- From the Nahuatl xoconochtli: xococ means “sour” and nochtli means prickly pear fruit.
- It is also called joconostle or soconostle.
The xoconostle is a plant found in semi-arid zones. There are around 15 varieties, the most common of which are known as cuaresmeño and burro. The seeds are in the middle of the fruit and are not edible.
This fruit can remain on the prickly pear up to a year without rotting. In Guanajuato and Querétaro sometimes it is added to spicy salsas and soups.
Xoconostles are classified according to their color and size. For example, the green xoconostle is known as cuaresmeño, the pink xoconostle is known as rosa de castilla (Castilian rose), and the red xoconostle is called sangre de toro (bull’s blood).
Xoconostle provides fiber, as well as vitamins A, C, and K; calcium, magnesium, potassium, iron, and copper.
El xoconostle forma parte del mole de olla, un platillo tradicional del país. De igual manera, este puede ser asado o en salsas picantes. También se le puede cristalizar o hacer mermelada.

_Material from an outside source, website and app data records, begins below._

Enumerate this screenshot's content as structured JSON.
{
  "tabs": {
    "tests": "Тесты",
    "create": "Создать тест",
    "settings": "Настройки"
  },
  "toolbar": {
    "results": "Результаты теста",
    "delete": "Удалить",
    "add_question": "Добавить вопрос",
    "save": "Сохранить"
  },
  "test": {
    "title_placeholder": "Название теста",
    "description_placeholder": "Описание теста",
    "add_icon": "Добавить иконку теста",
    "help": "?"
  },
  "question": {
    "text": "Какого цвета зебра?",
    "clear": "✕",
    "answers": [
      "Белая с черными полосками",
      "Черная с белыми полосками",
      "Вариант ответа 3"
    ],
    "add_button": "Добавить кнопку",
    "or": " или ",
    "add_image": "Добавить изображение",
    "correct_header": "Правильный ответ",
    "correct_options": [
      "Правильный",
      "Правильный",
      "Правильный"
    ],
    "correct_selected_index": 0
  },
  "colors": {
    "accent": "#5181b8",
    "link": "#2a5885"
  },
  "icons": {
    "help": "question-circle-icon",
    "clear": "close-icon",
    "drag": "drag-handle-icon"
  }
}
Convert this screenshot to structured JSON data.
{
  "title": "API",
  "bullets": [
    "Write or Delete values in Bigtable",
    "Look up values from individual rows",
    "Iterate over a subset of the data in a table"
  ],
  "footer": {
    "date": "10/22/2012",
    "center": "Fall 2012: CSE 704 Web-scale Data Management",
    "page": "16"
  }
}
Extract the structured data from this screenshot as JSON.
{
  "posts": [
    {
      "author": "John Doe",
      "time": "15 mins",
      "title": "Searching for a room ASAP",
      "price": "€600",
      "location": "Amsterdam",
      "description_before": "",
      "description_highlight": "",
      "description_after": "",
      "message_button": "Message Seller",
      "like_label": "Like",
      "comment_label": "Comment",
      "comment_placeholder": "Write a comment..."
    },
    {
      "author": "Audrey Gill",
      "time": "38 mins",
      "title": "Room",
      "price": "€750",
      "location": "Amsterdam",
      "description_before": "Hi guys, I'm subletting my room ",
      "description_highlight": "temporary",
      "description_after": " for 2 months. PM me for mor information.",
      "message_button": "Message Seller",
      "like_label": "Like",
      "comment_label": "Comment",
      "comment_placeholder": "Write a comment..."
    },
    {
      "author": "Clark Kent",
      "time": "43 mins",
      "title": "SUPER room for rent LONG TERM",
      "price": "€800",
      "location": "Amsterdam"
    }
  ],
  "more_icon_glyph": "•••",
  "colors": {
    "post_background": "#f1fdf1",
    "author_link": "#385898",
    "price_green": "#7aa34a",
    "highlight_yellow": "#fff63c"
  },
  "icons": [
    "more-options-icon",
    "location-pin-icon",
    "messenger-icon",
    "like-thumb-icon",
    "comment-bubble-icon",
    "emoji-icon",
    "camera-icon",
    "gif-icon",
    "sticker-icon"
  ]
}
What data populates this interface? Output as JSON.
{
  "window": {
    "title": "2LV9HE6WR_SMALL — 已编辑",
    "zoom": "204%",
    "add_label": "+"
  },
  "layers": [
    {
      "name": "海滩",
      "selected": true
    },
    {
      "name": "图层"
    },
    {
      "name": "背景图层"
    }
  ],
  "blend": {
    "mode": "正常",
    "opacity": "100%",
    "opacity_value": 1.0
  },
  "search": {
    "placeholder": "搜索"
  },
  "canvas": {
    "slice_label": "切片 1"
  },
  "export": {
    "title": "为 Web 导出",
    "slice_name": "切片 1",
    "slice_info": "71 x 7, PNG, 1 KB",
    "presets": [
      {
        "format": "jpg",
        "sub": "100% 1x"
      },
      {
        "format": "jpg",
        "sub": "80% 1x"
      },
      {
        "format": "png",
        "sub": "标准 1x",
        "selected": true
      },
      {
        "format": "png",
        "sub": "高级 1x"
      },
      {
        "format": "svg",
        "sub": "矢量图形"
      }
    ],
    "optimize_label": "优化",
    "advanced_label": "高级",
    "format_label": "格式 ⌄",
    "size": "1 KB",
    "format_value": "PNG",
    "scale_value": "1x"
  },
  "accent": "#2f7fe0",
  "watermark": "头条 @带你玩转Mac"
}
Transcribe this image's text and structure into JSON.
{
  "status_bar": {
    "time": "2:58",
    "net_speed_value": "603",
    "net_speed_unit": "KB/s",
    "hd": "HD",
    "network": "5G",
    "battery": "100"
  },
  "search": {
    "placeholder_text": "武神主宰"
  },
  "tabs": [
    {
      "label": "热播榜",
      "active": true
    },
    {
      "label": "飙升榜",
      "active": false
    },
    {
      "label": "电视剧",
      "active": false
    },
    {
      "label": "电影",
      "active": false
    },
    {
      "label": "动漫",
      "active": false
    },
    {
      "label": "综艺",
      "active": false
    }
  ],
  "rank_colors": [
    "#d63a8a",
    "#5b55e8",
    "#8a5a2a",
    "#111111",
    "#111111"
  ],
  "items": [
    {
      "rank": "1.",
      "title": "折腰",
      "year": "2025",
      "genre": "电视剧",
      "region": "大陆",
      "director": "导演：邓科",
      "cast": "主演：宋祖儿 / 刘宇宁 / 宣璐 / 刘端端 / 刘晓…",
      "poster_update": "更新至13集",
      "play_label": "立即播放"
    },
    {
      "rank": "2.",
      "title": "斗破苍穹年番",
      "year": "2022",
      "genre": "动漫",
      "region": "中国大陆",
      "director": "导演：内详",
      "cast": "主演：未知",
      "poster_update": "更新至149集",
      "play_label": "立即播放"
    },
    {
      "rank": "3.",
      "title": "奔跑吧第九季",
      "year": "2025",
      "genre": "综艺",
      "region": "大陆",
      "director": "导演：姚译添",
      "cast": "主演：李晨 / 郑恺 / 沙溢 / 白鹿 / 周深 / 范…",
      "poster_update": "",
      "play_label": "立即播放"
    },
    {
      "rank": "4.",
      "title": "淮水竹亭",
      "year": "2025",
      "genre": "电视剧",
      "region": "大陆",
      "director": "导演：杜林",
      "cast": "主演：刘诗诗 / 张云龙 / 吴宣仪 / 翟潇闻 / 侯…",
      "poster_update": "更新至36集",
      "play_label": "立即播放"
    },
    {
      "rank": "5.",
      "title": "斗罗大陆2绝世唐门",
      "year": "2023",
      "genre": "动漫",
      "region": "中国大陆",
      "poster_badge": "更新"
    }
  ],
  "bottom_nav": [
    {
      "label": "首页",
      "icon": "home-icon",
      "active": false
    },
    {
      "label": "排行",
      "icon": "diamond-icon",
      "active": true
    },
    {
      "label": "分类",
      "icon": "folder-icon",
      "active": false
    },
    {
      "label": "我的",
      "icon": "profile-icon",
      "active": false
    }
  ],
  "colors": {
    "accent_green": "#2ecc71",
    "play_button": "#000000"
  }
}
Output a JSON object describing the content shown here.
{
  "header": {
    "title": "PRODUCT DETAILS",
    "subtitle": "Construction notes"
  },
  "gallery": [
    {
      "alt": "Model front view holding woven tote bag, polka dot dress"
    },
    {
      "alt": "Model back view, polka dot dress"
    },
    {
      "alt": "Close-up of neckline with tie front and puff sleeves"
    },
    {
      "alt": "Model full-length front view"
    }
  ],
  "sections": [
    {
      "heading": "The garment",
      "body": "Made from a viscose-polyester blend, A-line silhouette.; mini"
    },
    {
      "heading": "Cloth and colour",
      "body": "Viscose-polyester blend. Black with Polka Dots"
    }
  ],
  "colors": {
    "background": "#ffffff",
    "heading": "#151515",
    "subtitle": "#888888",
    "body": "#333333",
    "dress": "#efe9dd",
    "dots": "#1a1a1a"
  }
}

- More than 80 percent of xoconostle production comes from San Juan Teotihuacan.
- The highest consumption and production of the xoconostle is in the Central Highlands of Mexico.
- It is also known as joconoscle, soconoscle, xoconostle, or xoconostle.
- Guanajuato is the state that uses the xoconostle the most in its cuisine.
- Duraznillo, huevo de gato (cat’s egg), joconol, tuna ácida (acid prickly pear fruit), and tuna agria (sour prickly pear fruit) are other names for the xoconostle.